hangs heavy in the air, through all this moves the grey-headed Commander, in a dignified manner carrying out his inexorable portion of the ritual; stepping over the heaps of blossom, poor simple flowers with their petals dabbled with gore, he blesses the colours one by one according to the time-honoured tradition of the Durga Puja.
Among the minor celebrations of this festival, two curious customs are observed which occupy two consecutive days. The first of these is called the "Kaka boli," and on this occasion it is the practice of all the people to show kindness to the common crow. These birds in almost all parts of India are a great pest, and their persistent thieving makes them the enemies of all. It must, therefore, be a puzzling matter for the crow tribe to find their predations unchecked, and even large quantities of food placed in prominent positions, which they are permitted to devour unmolested.
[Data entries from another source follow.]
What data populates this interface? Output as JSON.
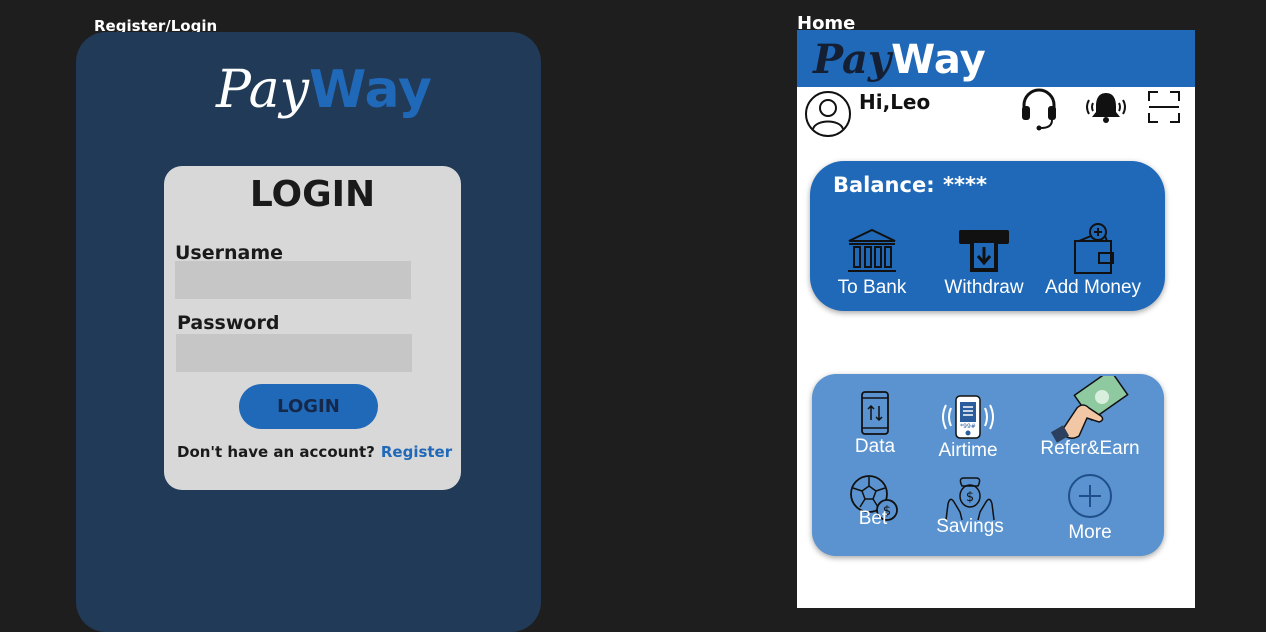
{
  "frames": {
    "login_label": "Register/Login",
    "home_label": "Home"
  },
  "brand": {
    "pay": "Pay",
    "way": "Way"
  },
  "login": {
    "title": "LOGIN",
    "username_label": "Username",
    "password_label": "Password",
    "username_value": "",
    "password_value": "",
    "button_label": "LOGIN",
    "no_account_text": "Don't have an account?",
    "register_link": "Register"
  },
  "home": {
    "greeting": "Hi,Leo",
    "balance_label": "Balance:",
    "balance_value": "****",
    "actions": [
      {
        "label": "To Bank",
        "icon": "bank-icon"
      },
      {
        "label": "Withdraw",
        "icon": "withdraw-icon"
      },
      {
        "label": "Add Money",
        "icon": "wallet-add-icon"
      }
    ],
    "services": [
      {
        "label": "Data",
        "icon": "data-transfer-icon"
      },
      {
        "label": "Airtime",
        "icon": "airtime-phone-icon"
      },
      {
        "label": "Refer&Earn",
        "icon": "refer-earn-icon"
      },
      {
        "label": "Bet",
        "icon": "bet-ball-icon"
      },
      {
        "label": "Savings",
        "icon": "savings-icon"
      },
      {
        "label": "More",
        "icon": "plus-circle-icon"
      }
    ],
    "header_icons": [
      "headset-icon",
      "bell-icon",
      "scan-icon"
    ]
  },
  "colors": {
    "background": "#1e1e1e",
    "login_panel": "#213a57",
    "brand_blue": "#1f69b8",
    "services_blue": "#5a93cf",
    "card_grey": "#d8d8d8"
  }
}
San Vicente and his Crow may have some remote association with this custom, which also strangely reflects the old ballad—